The use of cohort studies has a number of advantages and disadvantages. Causation cannot be generally be proved with cohort studies because they are observational and do not involve interventions. However, because they follow a cohort of patients forward through time, they possess the correct time sequence to provide strong evidence for causes and effects. The length of time required in a cohort study depends upon the problem studied. With diseases that develop over a long period of time, or with conditions that occur following long-term exposure to some causative agents, many years are needed. Extended time periods make studies costly. They also make it difficult for investigators to argue causation, owing to the fact that events occurring in the intervening period may have affected the outcome. However, it should be noted that cohort studies are the best observational study design for investigating the causes of a condition, the course of a disease, or risk factors.
The researchers found out “that what prevails today is an operational definition of cause, which incorporates the criteria required in settings, depending on the type of carcinogenic mechanism being studied and its particular set of specific circumstances to ascertain exposure and endpoints” (Eduardo et al., 2004, p. 417). In addition, the researchers also learnt that “decisions concerning the carcinogenicity of specific exposures must entertain both scientific and public health issues as a dynamic process that is constantly updated as new knowledge from insightful and more valid epidemiologic studies becomes available” (Eduardo et al., 2004, p. 417). The researchers compiled findings from previous studies and analyzed them prior to giving their conclusions.

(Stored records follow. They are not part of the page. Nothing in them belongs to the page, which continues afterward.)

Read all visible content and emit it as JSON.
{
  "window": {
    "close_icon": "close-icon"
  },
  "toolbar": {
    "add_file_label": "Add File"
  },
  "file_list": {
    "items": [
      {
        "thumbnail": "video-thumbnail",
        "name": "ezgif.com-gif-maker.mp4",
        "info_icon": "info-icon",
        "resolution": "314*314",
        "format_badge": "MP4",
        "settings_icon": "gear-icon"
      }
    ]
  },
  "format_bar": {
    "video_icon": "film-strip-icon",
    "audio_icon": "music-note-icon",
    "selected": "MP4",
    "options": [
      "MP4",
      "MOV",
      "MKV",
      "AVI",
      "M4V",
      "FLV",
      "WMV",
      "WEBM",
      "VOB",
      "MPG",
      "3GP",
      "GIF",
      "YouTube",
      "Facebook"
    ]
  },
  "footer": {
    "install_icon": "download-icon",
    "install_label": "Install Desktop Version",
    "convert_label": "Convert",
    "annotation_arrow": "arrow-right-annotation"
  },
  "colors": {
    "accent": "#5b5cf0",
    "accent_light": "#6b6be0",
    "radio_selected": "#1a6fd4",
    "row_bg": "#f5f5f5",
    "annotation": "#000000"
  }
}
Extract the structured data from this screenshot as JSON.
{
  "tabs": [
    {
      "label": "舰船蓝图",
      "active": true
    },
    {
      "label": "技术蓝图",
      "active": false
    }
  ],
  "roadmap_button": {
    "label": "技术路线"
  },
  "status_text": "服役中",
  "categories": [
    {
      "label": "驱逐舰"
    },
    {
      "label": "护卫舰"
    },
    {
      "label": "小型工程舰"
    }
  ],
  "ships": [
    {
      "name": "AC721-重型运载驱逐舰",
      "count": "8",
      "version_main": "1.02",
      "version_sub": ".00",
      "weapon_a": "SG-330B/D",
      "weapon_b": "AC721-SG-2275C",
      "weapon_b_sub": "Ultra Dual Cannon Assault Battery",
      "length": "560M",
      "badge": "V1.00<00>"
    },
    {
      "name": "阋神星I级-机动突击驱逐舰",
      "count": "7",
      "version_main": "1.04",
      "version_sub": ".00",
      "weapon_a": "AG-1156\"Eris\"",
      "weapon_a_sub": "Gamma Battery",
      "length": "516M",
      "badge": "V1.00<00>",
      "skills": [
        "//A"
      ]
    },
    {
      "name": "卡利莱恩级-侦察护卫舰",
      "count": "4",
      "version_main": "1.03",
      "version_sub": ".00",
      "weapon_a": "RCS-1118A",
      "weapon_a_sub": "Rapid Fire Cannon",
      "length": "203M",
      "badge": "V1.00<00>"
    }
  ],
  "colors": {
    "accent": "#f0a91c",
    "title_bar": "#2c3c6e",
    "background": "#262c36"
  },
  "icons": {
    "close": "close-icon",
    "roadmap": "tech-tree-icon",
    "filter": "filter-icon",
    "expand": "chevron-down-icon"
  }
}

Since the study was purely observational, the researchers did not use any analytical software or technique. Their conclusions were based merely on the data they collected from the aforementioned sources.
Potential Sources of Bias

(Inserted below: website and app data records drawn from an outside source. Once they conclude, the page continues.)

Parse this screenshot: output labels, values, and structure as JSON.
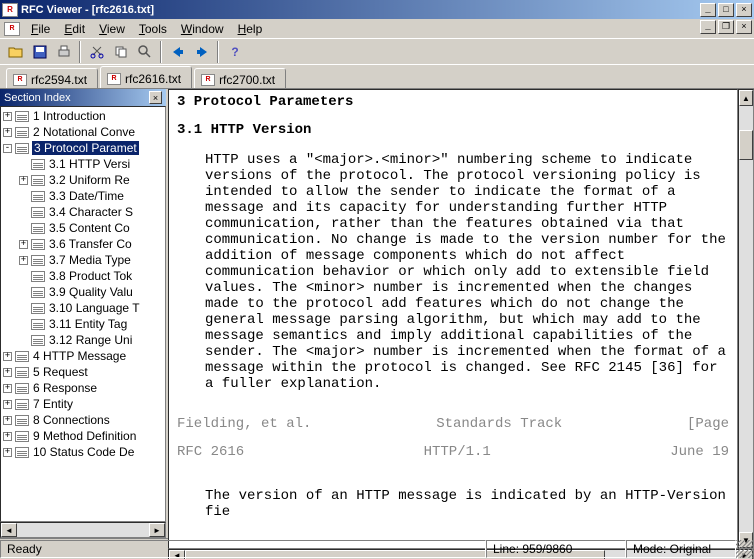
{
  "title": "RFC Viewer - [rfc2616.txt]",
  "menu": [
    "File",
    "Edit",
    "View",
    "Tools",
    "Window",
    "Help"
  ],
  "tabs": [
    "rfc2594.txt",
    "rfc2616.txt",
    "rfc2700.txt"
  ],
  "activeTab": 1,
  "sidebar": {
    "title": "Section Index",
    "items": [
      {
        "exp": "+",
        "lbl": "1 Introduction",
        "indent": 0
      },
      {
        "exp": "+",
        "lbl": "2 Notational Conve",
        "indent": 0
      },
      {
        "exp": "-",
        "lbl": "3 Protocol Paramet",
        "indent": 0,
        "sel": true
      },
      {
        "exp": "",
        "lbl": "3.1 HTTP Versi",
        "indent": 1
      },
      {
        "exp": "+",
        "lbl": "3.2 Uniform Re",
        "indent": 1
      },
      {
        "exp": "",
        "lbl": "3.3 Date/Time",
        "indent": 1
      },
      {
        "exp": "",
        "lbl": "3.4 Character S",
        "indent": 1
      },
      {
        "exp": "",
        "lbl": "3.5 Content Co",
        "indent": 1
      },
      {
        "exp": "+",
        "lbl": "3.6 Transfer Co",
        "indent": 1
      },
      {
        "exp": "+",
        "lbl": "3.7 Media Type",
        "indent": 1
      },
      {
        "exp": "",
        "lbl": "3.8 Product Tok",
        "indent": 1
      },
      {
        "exp": "",
        "lbl": "3.9 Quality Valu",
        "indent": 1
      },
      {
        "exp": "",
        "lbl": "3.10 Language T",
        "indent": 1
      },
      {
        "exp": "",
        "lbl": "3.11 Entity Tag",
        "indent": 1
      },
      {
        "exp": "",
        "lbl": "3.12 Range Uni",
        "indent": 1
      },
      {
        "exp": "+",
        "lbl": "4 HTTP Message",
        "indent": 0
      },
      {
        "exp": "+",
        "lbl": "5 Request",
        "indent": 0
      },
      {
        "exp": "+",
        "lbl": "6 Response",
        "indent": 0
      },
      {
        "exp": "+",
        "lbl": "7 Entity",
        "indent": 0
      },
      {
        "exp": "+",
        "lbl": "8 Connections",
        "indent": 0
      },
      {
        "exp": "+",
        "lbl": "9 Method Definition",
        "indent": 0
      },
      {
        "exp": "+",
        "lbl": "10 Status Code De",
        "indent": 0
      }
    ]
  },
  "content": {
    "h1": "3 Protocol Parameters",
    "h2": "3.1 HTTP Version",
    "para1": "HTTP uses a \"<major>.<minor>\" numbering scheme to indicate versions of the protocol. The protocol versioning policy is intended to allow the sender to indicate the format of a message and its capacity for understanding further HTTP communication, rather than the features obtained via that communication. No change is made to the version number for the addition of message components which do not affect communication behavior or which only add to extensible field values. The <minor> number is incremented when the changes made to the protocol add features which do not change the general message parsing algorithm, but which may add to the message semantics and imply additional capabilities of the sender. The <major> number is incremented when the format of a message within the protocol is changed. See RFC 2145 [36] for a fuller explanation.",
    "footer": {
      "left": "Fielding, et al.",
      "mid": "Standards Track",
      "right": "[Page"
    },
    "header": {
      "left": "RFC 2616",
      "mid": "HTTP/1.1",
      "right": "June 19"
    },
    "para2": "The version of an HTTP message is indicated by an HTTP-Version fie"
  },
  "status": {
    "ready": "Ready",
    "line": "Line: 959/9860",
    "mode": "Mode: Original"
  }
}
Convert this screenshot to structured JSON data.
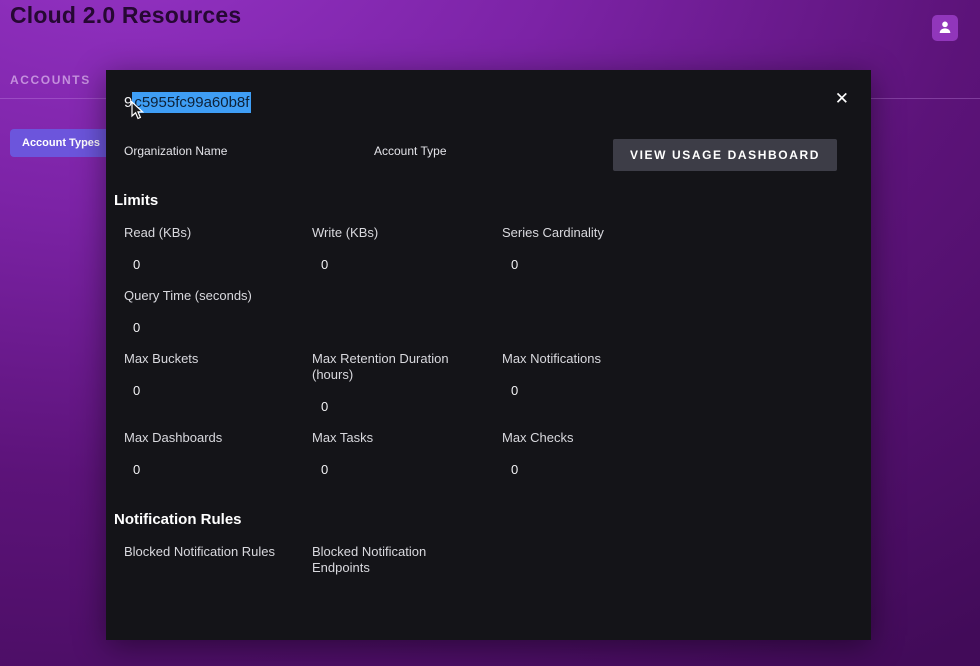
{
  "header": {
    "title": "Cloud 2.0 Resources",
    "avatar_icon": "person-icon"
  },
  "nav": {
    "accounts_label": "ACCOUNTS",
    "account_types_button": "Account Types"
  },
  "modal": {
    "account_id_prefix": "9",
    "account_id_selected": "c5955fc99a60b8f",
    "close_glyph": "✕",
    "organization_name_label": "Organization Name",
    "account_type_label": "Account Type",
    "view_usage_button": "VIEW USAGE DASHBOARD",
    "limits_title": "Limits",
    "limits_fields": [
      {
        "label": "Read (KBs)",
        "value": "0"
      },
      {
        "label": "Write (KBs)",
        "value": "0"
      },
      {
        "label": "Series Cardinality",
        "value": "0"
      },
      {
        "label": "Query Time (seconds)",
        "value": "0"
      },
      {
        "label": "Max Buckets",
        "value": "0"
      },
      {
        "label": "Max Retention Duration (hours)",
        "value": "0"
      },
      {
        "label": "Max Notifications",
        "value": "0"
      },
      {
        "label": "Max Dashboards",
        "value": "0"
      },
      {
        "label": "Max Tasks",
        "value": "0"
      },
      {
        "label": "Max Checks",
        "value": "0"
      }
    ],
    "notification_title": "Notification Rules",
    "notification_fields": [
      {
        "label": "Blocked Notification Rules"
      },
      {
        "label": "Blocked Notification Endpoints"
      }
    ]
  },
  "colors": {
    "background_purple": "#7c23a6",
    "accent_purple": "#6c55dc",
    "selection_blue": "#3f9ef5",
    "modal_background": "#141418",
    "button_gray": "#3d3d47"
  }
}
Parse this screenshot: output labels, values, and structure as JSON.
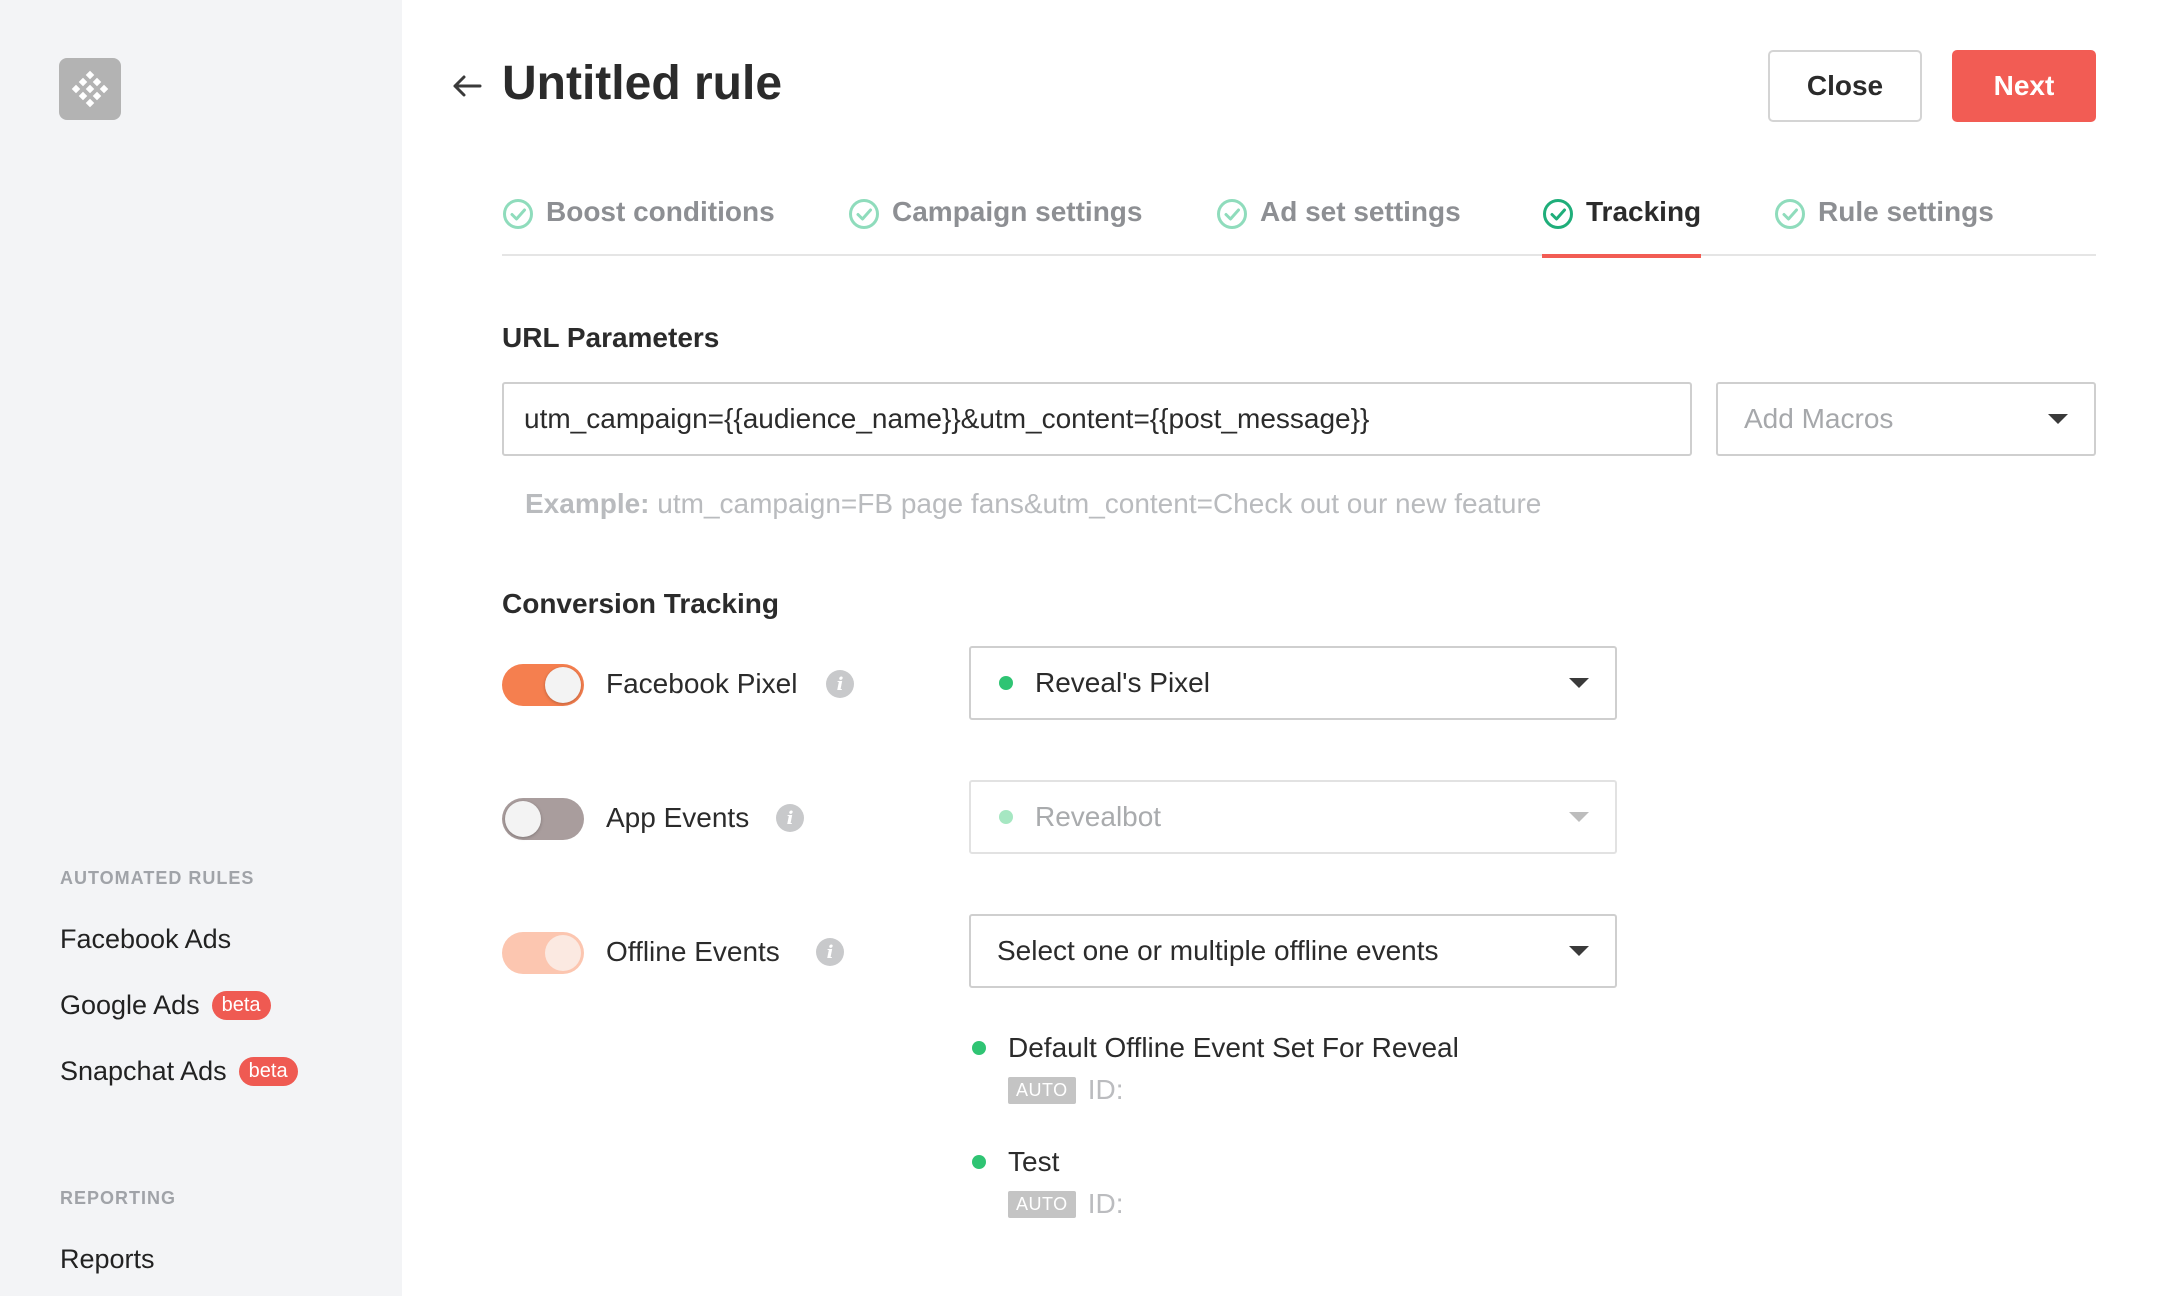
{
  "sidebar": {
    "logo_icon": "revealbot-logo",
    "sections": [
      {
        "title": "AUTOMATED RULES"
      },
      {
        "title": "REPORTING"
      }
    ],
    "items": [
      {
        "label": "Facebook Ads",
        "badge": ""
      },
      {
        "label": "Google Ads",
        "badge": "beta"
      },
      {
        "label": "Snapchat Ads",
        "badge": "beta"
      },
      {
        "label": "Reports",
        "badge": ""
      }
    ]
  },
  "header": {
    "back_icon": "arrow-left-icon",
    "title": "Untitled rule",
    "close_label": "Close",
    "next_label": "Next"
  },
  "tabs": [
    {
      "label": "Boost conditions",
      "active": false
    },
    {
      "label": "Campaign settings",
      "active": false
    },
    {
      "label": "Ad set settings",
      "active": false
    },
    {
      "label": "Tracking",
      "active": true
    },
    {
      "label": "Rule settings",
      "active": false
    }
  ],
  "url_parameters": {
    "label": "URL Parameters",
    "value": "utm_campaign={{audience_name}}&utm_content={{post_message}}",
    "macros_placeholder": "Add Macros",
    "example_label": "Example:",
    "example_text": " utm_campaign=FB page fans&utm_content=Check out our new feature"
  },
  "conversion_tracking": {
    "label": "Conversion Tracking",
    "rows": [
      {
        "label": "Facebook Pixel",
        "toggle": "on",
        "select_value": "Reveal's Pixel",
        "has_dot": true
      },
      {
        "label": "App Events",
        "toggle": "off",
        "select_value": "Revealbot",
        "has_dot": true
      },
      {
        "label": "Offline Events",
        "toggle": "disabled-on",
        "select_value": "Select one or multiple offline events",
        "has_dot": false
      }
    ],
    "offline_event_sets": [
      {
        "name": "Default Offline Event Set For Reveal",
        "tag": "AUTO",
        "id_label": "ID:"
      },
      {
        "name": "Test",
        "tag": "AUTO",
        "id_label": "ID:"
      }
    ]
  },
  "colors": {
    "accent": "#f25c54",
    "toggle_on": "#f57f4f",
    "tab_check": "#3ec58f",
    "status_green": "#2fc473"
  }
}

Since it is a historical study in nature, one potential source of bias is that the researchers cannot control the outcome of the previous studies. Eduardo et al. (2004) used various previous studies to substantiate their hypothesis. Therefore, they were not in a position to influence the data presented in the scholarly work they quoted.

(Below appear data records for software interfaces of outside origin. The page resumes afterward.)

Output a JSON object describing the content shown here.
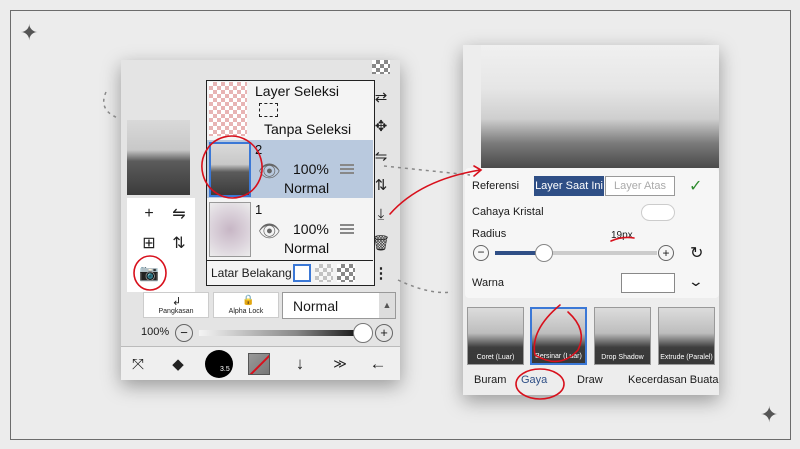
{
  "left_app": {
    "layers": {
      "selection": {
        "name": "Layer Seleksi",
        "status": "Tanpa Seleksi"
      },
      "layer2": {
        "number": "2",
        "opacity": "100%",
        "blend": "Normal"
      },
      "layer1": {
        "number": "1",
        "opacity": "100%",
        "blend": "Normal"
      },
      "background_label": "Latar Belakang"
    },
    "buttons": {
      "clipping": "Pangkasan",
      "alpha_lock": "Alpha Lock"
    },
    "blend_mode": "Normal",
    "opacity_label": "100%",
    "brush_size": "3.5"
  },
  "right_app": {
    "panel": {
      "reference_label": "Referensi",
      "reference_options": [
        "Layer Saat Ini",
        "Layer Atas"
      ],
      "crystal_label": "Cahaya Kristal",
      "radius_label": "Radius",
      "radius_value": "19px",
      "color_label": "Warna"
    },
    "filters": [
      "Coret (Luar)",
      "Bersinar (Luar)",
      "Drop Shadow",
      "Extrude (Paralel)"
    ],
    "tabs": [
      "Buram",
      "Gaya",
      "Draw",
      "Kecerdasan Buata"
    ]
  },
  "colors": {
    "accent_blue": "#2f4f86",
    "annotation_red": "#d8101c",
    "selected_layer": "#b9c9de"
  },
  "icons": [
    "sparkle-icon",
    "plus-icon",
    "flip-icon",
    "camera-icon",
    "eye-icon",
    "move-icon",
    "trash-icon",
    "check-icon",
    "refresh-icon",
    "chevron-down-icon",
    "eraser-icon",
    "arrow-down-icon",
    "arrow-left-icon"
  ]
}
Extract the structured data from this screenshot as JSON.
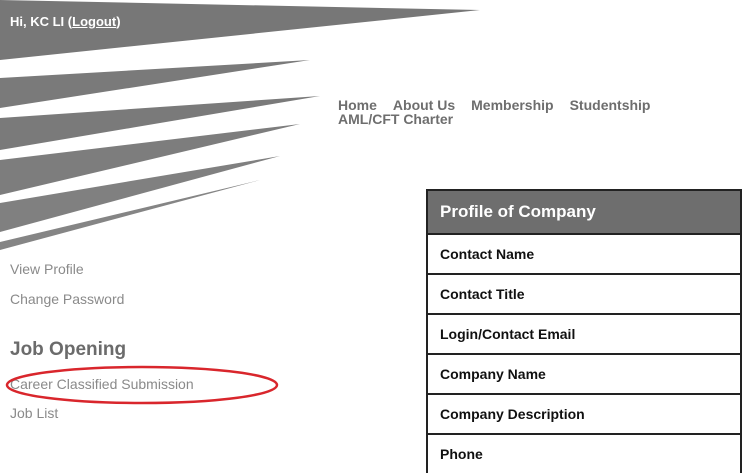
{
  "header": {
    "greeting": "Hi, KC LI",
    "logout_open": "(",
    "logout_label": "Logout",
    "logout_close": ")"
  },
  "nav": {
    "items": [
      "Home",
      "About Us",
      "Membership",
      "Studentship",
      "AML/CFT Charter"
    ]
  },
  "sidebar": {
    "view_profile": "View Profile",
    "change_password": "Change Password",
    "job_heading": "Job Opening",
    "career_submission": "Career Classified Submission",
    "job_list": "Job List"
  },
  "profile": {
    "title": "Profile of Company",
    "rows": [
      "Contact Name",
      "Contact Title",
      "Login/Contact Email",
      "Company Name",
      "Company Description",
      "Phone"
    ]
  },
  "colors": {
    "banner": "#777777",
    "highlight": "#d9262c"
  }
}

The researchers note that “although epidemiological studies have been heightened by the invention of molecular epidemiology and thus boosting gene-environment interactions and risk exposure assessment, they remain susceptible to vicissitudes of learning via controlled observations of the joint distribution of exposure and disease in human populations” (Eduardo et al., 2004, p. 423). Eduardo et al. (2004) argue that the use of molecular epidemiology at a single point in time does not guarantee appropriate policy decisions. This is exemplified by the drawbacks encountered during the initial large-scale molecular epidemiological studies of cervical cancer and the Human pappiloma Virus. The researchers conclude that molecular epidemiology needs to be updated frequently in order to “enhance its validity and ensure the timely discovery of carcinogens and appropriate prevention actions” (Eduardo et al., 2004, p. 423).
Eduardo, E. L. (2004). Role and limitations of epidemiology in establishing a causal association. Seminars In Cancer Biology, 14, 413-426.